I have an opinion piece out on Access Copyright, English Canada’s longtime copyright middleman. I argue that Access Copyright is a bit like the Blockbuster Video of Canadian university libraries—once indispensable, and now almost obsolete (largely due the Internet). Within a year from now, it’s possible that no Canadian university will still have day-to-day dealings with the organization.
The piece provides some history on Access Copyright, explaining how it has functioned. The piece also explains that a major reason why Canadian unversities have bid it farewell is due to its recent proposal to significantly increase the annual fees that it charges to universities and colleges.
I argue that the loss of Access Copyright may create a variety of problems for some groups, especially academic publishers and small, independent journals. I also argue that Access Copyright was never a neutral go-between. Rather, its Board consists of representatives from publishers and authors; none of its Board members represent universities or colleges.
In terms of further reading (for extra-keen blog readers):
-For background on the internal workings of Access Copyright, I recommend a February 2007 report written by University of Toronto Professor of Law Emeritus, Martin Friedland.
-For ongoing reading on copyright matters in general, I suggest Michael Geist’s blog.
-Finally, be sure to check out the blog of Blayne Haggart, a recent Carleton University PhD graduate (woot woot!) and currently a Visiting Scholar at the Australian National University.
- Globe and Mail on higher education in Canada (October 9th, 2012)
- Time to Rethink The Way We Fund Higher Education (October 9th, 2012)
- Student Employment Rate Sinks (July 6th, 2012)

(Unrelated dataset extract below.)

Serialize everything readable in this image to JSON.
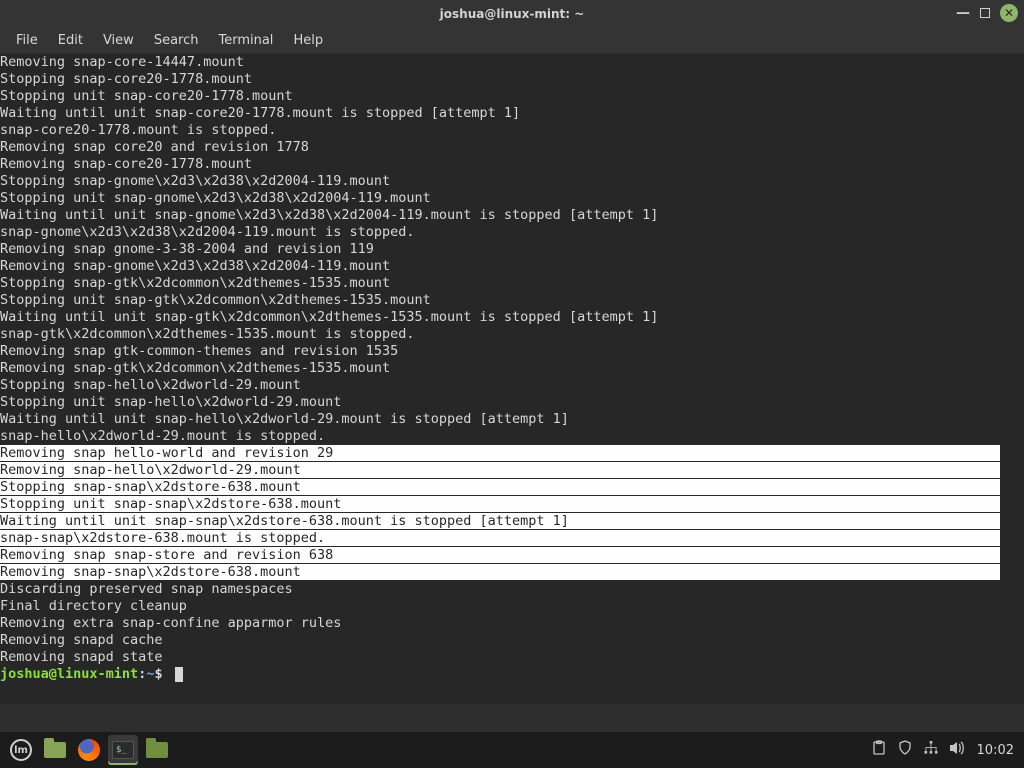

- Canada’s Self-Imposed Crisis in Post-Secondary Education (June 7th, 2012)
- Seven reasons why you should support the Quebec students’ call for low tuition fees (May 31st, 2012)